Data items:
◇ ◇ ◇ ◇ ◇ ◇ ◇
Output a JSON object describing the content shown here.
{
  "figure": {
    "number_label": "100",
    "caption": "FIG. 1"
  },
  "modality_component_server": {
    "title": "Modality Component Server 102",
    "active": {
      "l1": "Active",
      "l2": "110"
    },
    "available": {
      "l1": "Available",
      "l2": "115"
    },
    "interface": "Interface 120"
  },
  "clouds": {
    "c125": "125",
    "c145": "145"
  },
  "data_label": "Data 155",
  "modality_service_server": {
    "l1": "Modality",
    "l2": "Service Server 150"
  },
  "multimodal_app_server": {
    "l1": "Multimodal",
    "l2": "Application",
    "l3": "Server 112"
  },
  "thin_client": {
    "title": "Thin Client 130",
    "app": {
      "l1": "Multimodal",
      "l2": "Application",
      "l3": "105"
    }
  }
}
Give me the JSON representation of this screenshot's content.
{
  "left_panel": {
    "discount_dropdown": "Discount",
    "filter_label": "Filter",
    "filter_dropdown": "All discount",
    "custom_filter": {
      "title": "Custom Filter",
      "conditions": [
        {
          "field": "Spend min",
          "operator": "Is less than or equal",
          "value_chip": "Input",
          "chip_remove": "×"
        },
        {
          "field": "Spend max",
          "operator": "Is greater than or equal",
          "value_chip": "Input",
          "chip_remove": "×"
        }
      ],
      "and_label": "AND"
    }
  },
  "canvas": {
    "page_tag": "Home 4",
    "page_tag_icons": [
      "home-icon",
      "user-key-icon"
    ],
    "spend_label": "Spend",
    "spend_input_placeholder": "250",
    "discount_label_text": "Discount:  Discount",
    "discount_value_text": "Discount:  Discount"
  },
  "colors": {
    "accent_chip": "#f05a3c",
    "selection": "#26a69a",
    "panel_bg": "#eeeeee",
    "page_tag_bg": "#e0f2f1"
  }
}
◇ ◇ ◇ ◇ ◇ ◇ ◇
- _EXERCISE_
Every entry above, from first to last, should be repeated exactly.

- _SOLUTION TO THIS PROBLEM_
Output a JSON object describing the content shown here.
{
  "figure": {
    "number_label": "100",
    "caption": "FIG. 1"
  },
  "modality_component_server": {
    "title": "Modality Component Server 102",
    "active": {
      "l1": "Active",
      "l2": "110"
    },
    "available": {
      "l1": "Available",
      "l2": "115"
    },
    "interface": "Interface 120"
  },
  "clouds": {
    "c125": "125",
    "c145": "145"
  },
  "data_label": "Data 155",
  "modality_service_server": {
    "l1": "Modality",
    "l2": "Service Server 150"
  },
  "multimodal_app_server": {
    "l1": "Multimodal",
    "l2": "Application",
    "l3": "Server 112"
  },
  "thin_client": {
    "title": "Thin Client 130",
    "app": {
      "l1": "Multimodal",
      "l2": "Application",
      "l3": "105"
    }
  }
}
Give me the JSON representation of this screenshot's content.
{
  "left_panel": {
    "discount_dropdown": "Discount",
    "filter_label": "Filter",
    "filter_dropdown": "All discount",
    "custom_filter": {
      "title": "Custom Filter",
      "conditions": [
        {
          "field": "Spend min",
          "operator": "Is less than or equal",
          "value_chip": "Input",
          "chip_remove": "×"
        },
        {
          "field": "Spend max",
          "operator": "Is greater than or equal",
          "value_chip": "Input",
          "chip_remove": "×"
        }
      ],
      "and_label": "AND"
    }
  },
  "canvas": {
    "page_tag": "Home 4",
    "page_tag_icons": [
      "home-icon",
      "user-key-icon"
    ],
    "spend_label": "Spend",
    "spend_input_placeholder": "250",
    "discount_label_text": "Discount:  Discount",
    "discount_value_text": "Discount:  Discount"
  },
  "colors": {
    "accent_chip": "#f05a3c",
    "selection": "#26a69a",
    "panel_bg": "#eeeeee",
    "page_tag_bg": "#e0f2f1"
  }
}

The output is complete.